As an important sign of Kroger's determination to grow in that market, the company also announced it would spend more than $185 million over the next three years to build, expand and remodel stores in Michigan, analysts noted.
Chuck Cerankosky, equity analyst, McDonald Investments, Cleveland, told SN, "This should not be viewed as a retreat from Detroit. This is using systems to better manage an entire organization."
He said while Kroger is centralizing certain functions, it still maintains a strong and growing presence in the greater Detroit market.
Observed Jason Whitmer, research analyst, Midwest Research, Cleveland, "Kroger wants to make sure people, both within their own corporate structure and in the investment community, know that they're not neglecting Michigan. What we've seen is them having a pretty decent success against Farmer Jack," the Detroit-based subsidiary of A&P, Montvale, N.J.
Whitmer noted that Kroger's consolidation of divisions is a continuation of their targeted savings on the operational side, which he said was a source of funding for promotions.

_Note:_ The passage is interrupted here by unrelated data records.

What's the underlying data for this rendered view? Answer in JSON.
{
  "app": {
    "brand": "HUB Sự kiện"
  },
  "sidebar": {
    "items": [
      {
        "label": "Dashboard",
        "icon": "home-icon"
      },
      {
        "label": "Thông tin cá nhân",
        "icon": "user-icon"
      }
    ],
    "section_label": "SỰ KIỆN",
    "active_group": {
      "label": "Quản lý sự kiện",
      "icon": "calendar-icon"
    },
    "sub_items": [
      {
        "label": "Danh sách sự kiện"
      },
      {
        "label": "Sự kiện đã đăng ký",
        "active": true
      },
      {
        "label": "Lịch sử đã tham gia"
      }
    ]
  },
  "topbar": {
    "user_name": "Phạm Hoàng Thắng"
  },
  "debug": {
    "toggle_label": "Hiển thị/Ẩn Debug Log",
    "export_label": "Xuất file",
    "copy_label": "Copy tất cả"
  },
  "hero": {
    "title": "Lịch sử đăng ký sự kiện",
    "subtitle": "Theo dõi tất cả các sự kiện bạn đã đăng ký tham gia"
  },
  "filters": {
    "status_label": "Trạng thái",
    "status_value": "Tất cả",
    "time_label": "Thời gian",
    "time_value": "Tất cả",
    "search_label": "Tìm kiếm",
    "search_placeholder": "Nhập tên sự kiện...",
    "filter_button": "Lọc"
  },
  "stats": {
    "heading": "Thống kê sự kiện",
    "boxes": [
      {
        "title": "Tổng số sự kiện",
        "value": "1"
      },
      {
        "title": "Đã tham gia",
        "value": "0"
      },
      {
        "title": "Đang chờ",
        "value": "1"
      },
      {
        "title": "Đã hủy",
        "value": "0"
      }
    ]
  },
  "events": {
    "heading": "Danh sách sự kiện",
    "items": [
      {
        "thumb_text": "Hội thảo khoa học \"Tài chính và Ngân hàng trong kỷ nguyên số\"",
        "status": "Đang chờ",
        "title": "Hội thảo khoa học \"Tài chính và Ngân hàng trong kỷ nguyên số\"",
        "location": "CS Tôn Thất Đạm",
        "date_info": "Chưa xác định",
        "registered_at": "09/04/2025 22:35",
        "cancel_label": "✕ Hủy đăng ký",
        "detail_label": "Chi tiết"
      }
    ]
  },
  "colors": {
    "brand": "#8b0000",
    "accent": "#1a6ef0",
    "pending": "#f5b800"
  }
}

Cerankosky added that improved technology is what makes the combining of the divisions practical. "Kroger's long-term investment in information systems allows them to do a number of functions in administration, accounting, purchasing and marketing centrally," he said. "Still, they want to make sure the stores in Detroit are operated with a definite local flavor, and the same for Columbus."
Kroger also named Jon Flora, previously president of the Michigan division, to lead the combined divisions, and promoted M. Marnette Perry, president of the Columbus division, to group vice president, perishables merchandising and procurement.